ASSIGNED TASK: Among the lines of the material below, count those holding "desc". Report the number by itself.

DATA RECORDS:
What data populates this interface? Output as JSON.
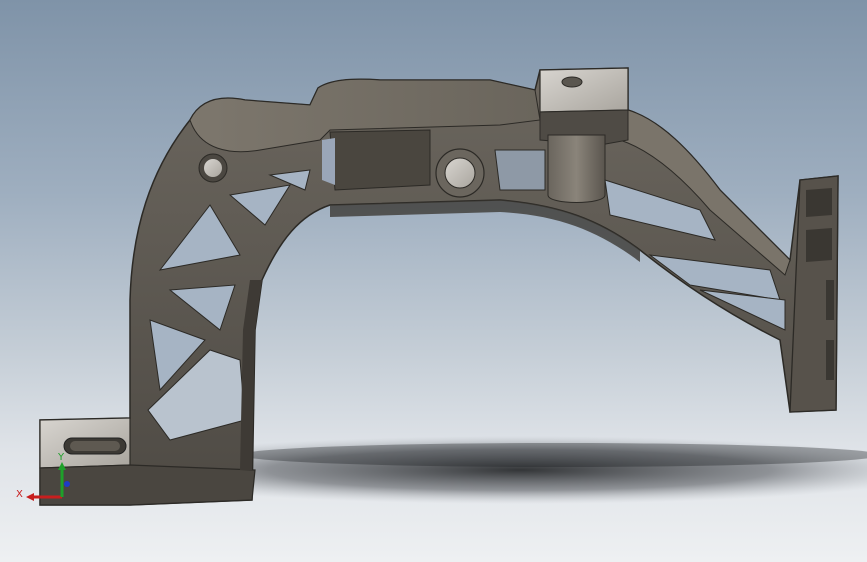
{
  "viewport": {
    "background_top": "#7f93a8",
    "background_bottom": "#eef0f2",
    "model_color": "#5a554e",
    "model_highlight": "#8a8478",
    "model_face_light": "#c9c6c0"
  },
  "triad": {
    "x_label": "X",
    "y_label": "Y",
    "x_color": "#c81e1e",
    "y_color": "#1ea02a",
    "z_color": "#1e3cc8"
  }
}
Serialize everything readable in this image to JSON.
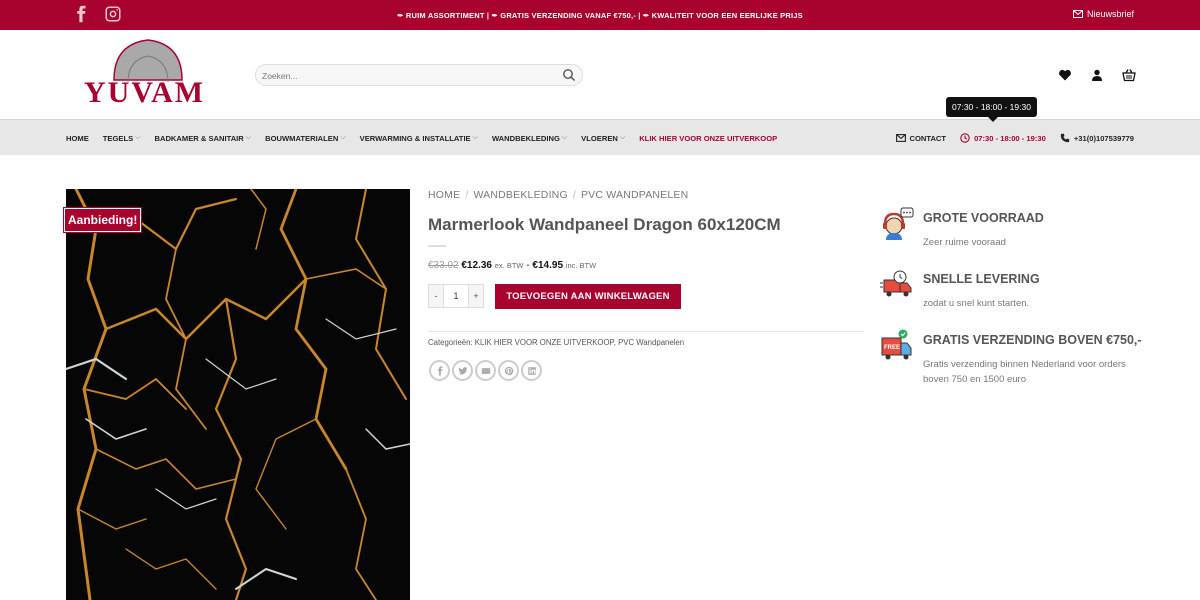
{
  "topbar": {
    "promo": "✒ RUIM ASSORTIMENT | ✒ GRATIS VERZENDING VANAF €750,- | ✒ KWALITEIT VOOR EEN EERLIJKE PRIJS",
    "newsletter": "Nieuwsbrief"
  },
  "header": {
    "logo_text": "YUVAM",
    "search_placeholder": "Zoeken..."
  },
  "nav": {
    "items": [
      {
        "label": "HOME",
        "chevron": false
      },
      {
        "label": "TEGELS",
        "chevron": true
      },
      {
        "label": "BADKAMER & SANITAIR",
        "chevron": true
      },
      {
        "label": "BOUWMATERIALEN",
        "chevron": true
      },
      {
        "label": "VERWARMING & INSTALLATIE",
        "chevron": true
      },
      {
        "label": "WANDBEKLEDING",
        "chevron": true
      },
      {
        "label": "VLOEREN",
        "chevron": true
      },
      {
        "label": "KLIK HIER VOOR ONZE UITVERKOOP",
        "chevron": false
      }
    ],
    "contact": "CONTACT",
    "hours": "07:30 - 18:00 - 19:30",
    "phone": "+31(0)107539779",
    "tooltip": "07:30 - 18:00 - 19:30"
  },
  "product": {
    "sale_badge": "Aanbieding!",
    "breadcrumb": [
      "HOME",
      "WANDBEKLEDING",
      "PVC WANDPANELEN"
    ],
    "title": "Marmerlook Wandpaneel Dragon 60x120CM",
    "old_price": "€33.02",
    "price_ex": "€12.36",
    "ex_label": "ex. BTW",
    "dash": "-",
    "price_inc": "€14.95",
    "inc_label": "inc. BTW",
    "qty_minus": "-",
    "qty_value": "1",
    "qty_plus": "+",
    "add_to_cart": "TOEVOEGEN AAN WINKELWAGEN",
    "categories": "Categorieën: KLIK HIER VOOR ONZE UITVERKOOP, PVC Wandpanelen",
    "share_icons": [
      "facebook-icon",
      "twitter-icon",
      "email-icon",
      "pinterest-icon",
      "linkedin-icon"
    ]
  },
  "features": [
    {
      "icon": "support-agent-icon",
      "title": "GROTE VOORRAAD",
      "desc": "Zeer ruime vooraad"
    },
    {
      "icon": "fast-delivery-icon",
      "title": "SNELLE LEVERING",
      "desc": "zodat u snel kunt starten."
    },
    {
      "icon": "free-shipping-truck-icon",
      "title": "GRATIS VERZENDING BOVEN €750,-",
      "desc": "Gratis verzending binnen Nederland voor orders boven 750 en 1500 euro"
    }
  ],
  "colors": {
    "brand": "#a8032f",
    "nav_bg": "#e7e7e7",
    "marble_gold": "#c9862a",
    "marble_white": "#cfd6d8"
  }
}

ANSWER SPACE: 3